Financial Reform and American Politics
Ryan Avent has a very good brief summary of the state of play in financial regulatory reform today. It's worth a read. Be warned, however: the conference that inspired the post, he says, "has left me with a sense of resigned cycnicism."
The whole subject has left me with considerably more than that. Brutal partisan brawling over things like healthcare reform and climate change legislation was (and is) entirely unsurprising. It was the same old fights as always, and it never really left me with a feeling that politics had broken down in any real way. Financial reform is different. Politically, the obvious play for both parties is to outbid each other in efforts to rein in Wall Street, which practically everyone in America hates. But even though this would be an enormous vote getter, neither party is doing it. Democrats are offering up some mild reforms that would modify the playing a field a bit but not really fundamentally change anything. Republicans won't even go that far. Apparently motivated by industry fealty and a desire to simply oppose anything Democrats offer up, they're unwilling to support even modest reforms.
It's hard to know what to think about this. If your city were nearly destroyed by a huge earthquake, proposing better building standards would be an obvious response. It wouldn't be a left vs. right thing, it would be a property developers vs. everyone else thing. The financial meltdown of 2008 was like that. It exposed such massive fault lines in our banking system that outrage really shouldn't be a left vs. right thing. It should be a big banks vs. everyone else thing. But the intellectual and monetary hold of Wall Street on our political class is so overwhelming that it was able to turn the whole affair into just another excuse for the usual partisan bickering. The winners, of course, will be the big banks.
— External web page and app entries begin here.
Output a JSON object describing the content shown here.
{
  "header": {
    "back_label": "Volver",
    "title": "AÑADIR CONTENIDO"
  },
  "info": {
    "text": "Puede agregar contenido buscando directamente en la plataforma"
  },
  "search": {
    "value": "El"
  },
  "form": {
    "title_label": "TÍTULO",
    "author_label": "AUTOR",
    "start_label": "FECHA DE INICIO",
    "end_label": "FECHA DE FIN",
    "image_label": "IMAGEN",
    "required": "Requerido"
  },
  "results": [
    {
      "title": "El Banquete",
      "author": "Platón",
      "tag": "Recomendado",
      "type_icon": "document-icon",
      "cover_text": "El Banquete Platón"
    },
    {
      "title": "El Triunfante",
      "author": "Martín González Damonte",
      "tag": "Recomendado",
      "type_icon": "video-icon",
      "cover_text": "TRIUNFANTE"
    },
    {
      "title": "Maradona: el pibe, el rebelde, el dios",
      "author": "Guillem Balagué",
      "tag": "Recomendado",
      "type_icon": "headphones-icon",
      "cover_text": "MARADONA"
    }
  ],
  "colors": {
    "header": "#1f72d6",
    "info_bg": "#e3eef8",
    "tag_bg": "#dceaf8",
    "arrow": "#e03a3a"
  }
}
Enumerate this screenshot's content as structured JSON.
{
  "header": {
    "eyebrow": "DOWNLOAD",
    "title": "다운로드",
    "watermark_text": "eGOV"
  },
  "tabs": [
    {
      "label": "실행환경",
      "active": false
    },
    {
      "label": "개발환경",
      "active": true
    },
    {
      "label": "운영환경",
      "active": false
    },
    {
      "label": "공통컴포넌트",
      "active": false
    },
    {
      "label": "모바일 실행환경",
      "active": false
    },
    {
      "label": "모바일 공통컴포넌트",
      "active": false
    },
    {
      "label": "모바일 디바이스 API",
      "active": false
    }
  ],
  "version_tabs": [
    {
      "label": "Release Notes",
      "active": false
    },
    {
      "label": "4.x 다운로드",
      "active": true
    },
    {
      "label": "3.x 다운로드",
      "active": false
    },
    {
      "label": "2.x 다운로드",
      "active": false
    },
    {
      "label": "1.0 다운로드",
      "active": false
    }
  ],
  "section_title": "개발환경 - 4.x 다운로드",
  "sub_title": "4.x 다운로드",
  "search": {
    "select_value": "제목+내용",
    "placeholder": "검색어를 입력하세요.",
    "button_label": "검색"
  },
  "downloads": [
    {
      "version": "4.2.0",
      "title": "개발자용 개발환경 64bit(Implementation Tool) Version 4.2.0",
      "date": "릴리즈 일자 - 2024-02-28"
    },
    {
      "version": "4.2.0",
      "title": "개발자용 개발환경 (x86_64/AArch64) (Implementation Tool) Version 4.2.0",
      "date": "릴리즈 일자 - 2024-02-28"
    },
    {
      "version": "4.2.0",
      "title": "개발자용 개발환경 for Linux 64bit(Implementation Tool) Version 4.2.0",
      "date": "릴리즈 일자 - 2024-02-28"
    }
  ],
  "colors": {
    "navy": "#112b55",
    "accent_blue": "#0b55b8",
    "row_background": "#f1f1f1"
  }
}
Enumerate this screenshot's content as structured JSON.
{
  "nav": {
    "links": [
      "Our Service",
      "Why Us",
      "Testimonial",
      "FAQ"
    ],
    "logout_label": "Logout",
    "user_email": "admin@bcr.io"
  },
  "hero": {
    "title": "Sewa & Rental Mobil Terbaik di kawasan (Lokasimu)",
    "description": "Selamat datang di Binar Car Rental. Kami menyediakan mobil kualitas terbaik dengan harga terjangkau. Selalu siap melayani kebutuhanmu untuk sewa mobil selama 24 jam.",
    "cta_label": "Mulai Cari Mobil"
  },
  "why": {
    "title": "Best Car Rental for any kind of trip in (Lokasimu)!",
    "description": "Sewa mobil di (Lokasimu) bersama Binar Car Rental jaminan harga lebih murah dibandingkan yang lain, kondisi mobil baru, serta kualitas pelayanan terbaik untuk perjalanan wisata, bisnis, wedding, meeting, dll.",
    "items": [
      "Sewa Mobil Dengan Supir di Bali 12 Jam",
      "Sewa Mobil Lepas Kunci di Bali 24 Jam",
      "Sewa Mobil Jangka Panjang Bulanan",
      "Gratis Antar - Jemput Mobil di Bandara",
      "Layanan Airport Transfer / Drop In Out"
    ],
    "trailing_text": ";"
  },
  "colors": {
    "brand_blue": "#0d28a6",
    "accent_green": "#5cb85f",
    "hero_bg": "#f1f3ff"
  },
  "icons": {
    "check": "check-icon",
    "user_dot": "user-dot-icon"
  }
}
Ryan, I think, lets everyone off the hook too easily by saying that one of the problems is that "no one can agree on the underlying causes of this latest crisis." That's not quite right. It's true that a lot of reasons for the crisis have been offered up. Here are the ones that occur to me just off the top of my head:
- Housing bubble (i.e., the pure mania aspect of the thing).
- Massive increase in leverage throughout the financial system.
- Global savings glut/persistent current account deficits.
- Shadow banking system as main wholesale funder for banking system/Run on the repo market.
- Fed kept interest rates low for too long.
- De facto repeal of Glass-Steagall in 90s (and de jure repeal in 1999) allowed banks to get too big.
- Commoditization of old-school banking drove increasing reliance on complex OTC securities as the only way to earn fat fees
- Mortgage broker fraud.
- Explosive growth of credit derivatives magnified and hid risk.
- Overreliance on risk models (VaR, CAPM) that understate tail risk.
- Wall Street compensation models that reward destructive short-term risk taking.
- Originate and distribute model for mortgage loans.
- Three decades of deregulation/political economy of lobbyists.
- Endemic mispricing of risk throughout market.
- Ratings agency conflict of interest.
- Investment bank change from partnerships to public companies.
- Government policies that recklessly encouraged homeownership.
That's a lot of possible reasons. But that's not why we're stuck. Everyone agrees that skyrocketing leverage was a huge problem, for example. Everyone agrees that mortgage fraud was a problem. Everyone agrees that ratings agencies were a big problem. Ditto for resolution authority, risk models, OTC derivatives, and the instability of the repo funding model. So even if there's disagreement about some of the items on this list, there's enough agreement about the others that there should be no problem putting together a stringent bunch of new rules that take a pretty serious whack at Wall Street. After all, agreement on 70% of the big problems is actually more than you get most of the time.
But we're not getting any of this. Treasury wants to shove off leverage concerns to Basel. Ratings agencies are largely getting a pass. Mortgage fraud is getting a pass. Risk models seem beyond anyone's scope to regulate and the repo funding model, like leverage, is being punted to Basel. In the end, we might get a bit of action on resolution authority and derivatives regulation, but that's probably about it.
So, yeah: resigned cynicism. How can the entire world's financial system nearly blow up and leave practically no serious action in its wake? How can one party respond only with weak tea while the other party flatly refuses to accept even that? It boggles the mind. And yet, that's pretty much what's happened. Welcome to 21st century America.